Let’s eat grandma!
Let’s eat, grandma!
We’re going to cut and paste, kids.
We’re going to cut and paste kids.
Were going to cut and paste kids.
(Your, You’re; They’re, Their, There)
I like eating my family and my dog.
I like eating, my family, and my dog.
We met the strippers, a frog and Channing Tatum.
We met the strippers, a frog, and Channing Tatum.
(Oxford Comma > no Oxford Comma)
Periods and question marks are probably the most well known and properly used forms of punctuation. What about the exclamation point, you ask? I didn’t include it in that sentence, because the indicator of emphasis is frequently overdone, or used inappropriately. I could have started that sentence/thought with a No! but that would have been too abrupt for my serence explanation. And please, the exclamation point is in existence to indicate an exclamatory sentence or command – just one is needed.

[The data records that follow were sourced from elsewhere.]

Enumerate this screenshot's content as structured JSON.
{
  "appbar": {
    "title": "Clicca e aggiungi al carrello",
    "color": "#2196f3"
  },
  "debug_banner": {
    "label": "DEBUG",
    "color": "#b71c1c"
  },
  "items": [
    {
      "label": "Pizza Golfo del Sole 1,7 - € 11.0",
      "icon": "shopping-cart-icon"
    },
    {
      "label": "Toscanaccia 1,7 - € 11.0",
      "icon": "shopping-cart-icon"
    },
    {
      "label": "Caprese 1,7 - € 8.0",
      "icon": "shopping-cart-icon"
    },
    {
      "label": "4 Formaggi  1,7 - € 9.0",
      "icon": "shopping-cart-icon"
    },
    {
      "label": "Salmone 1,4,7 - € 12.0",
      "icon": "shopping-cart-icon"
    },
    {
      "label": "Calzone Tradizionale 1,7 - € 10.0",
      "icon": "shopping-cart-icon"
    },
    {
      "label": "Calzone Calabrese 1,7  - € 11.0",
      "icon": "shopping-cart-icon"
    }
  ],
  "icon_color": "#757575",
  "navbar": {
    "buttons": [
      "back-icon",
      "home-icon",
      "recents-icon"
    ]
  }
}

Commas are commonly problematic. The simple explanation is to use a comma whenever you feel the need for a pause in a sentence. But, this could be, extremely subjective, and, therefore, you fall into the trap of, comma overuse. Another comma troublemaker: the comma splice. “I like binge watching late night shows, they are on too late for me to function early the next morning. Those comma splices will severely inhibit your readers’ understanding and tolerance of you as a person.
Comma splices can, most of the time, be fixed with the comma’s close relative, the semicolon. “I like binge watching late night shows; they are on too late for me to function early the next day.” A simple way to remember when it is appropriate to use semicolons: they can replace periods in between two closely related independent clauses (like I exhibited above). However, don’t overuse them, and in many cases, those independent clauses can be connected with a coordinating conjunction or by making them two sentences.
*Semicolons should not be confused with the punctuation mark that is the colon: a list starter or a clause explainer.
Apostrophe problems baffle me to no end. Plural possessives are tricky, so I’ll excuse many people who use an apostrophe incorrectly in those situations. But seriously, an apostrophe indicates a contraction or shows possession. “The dog’s bone was buried.” “The dogs’ buried their bones.” “They’re digging up their bones.” “My mom’s patience has run out.”
I know I’m leaving out parenthesis, dashes, brackets, and more out of this explanation. They deserve credit for assisting sentences and writing, but the above are examples of what is at the core of punctuation knowledge. So get them right. On social media, in texts, emails, and correspondence; punctuation exists because it’s important.
What punctuation woes have you experienced or worked through? Share below in the comments! (!!!!!!!!!)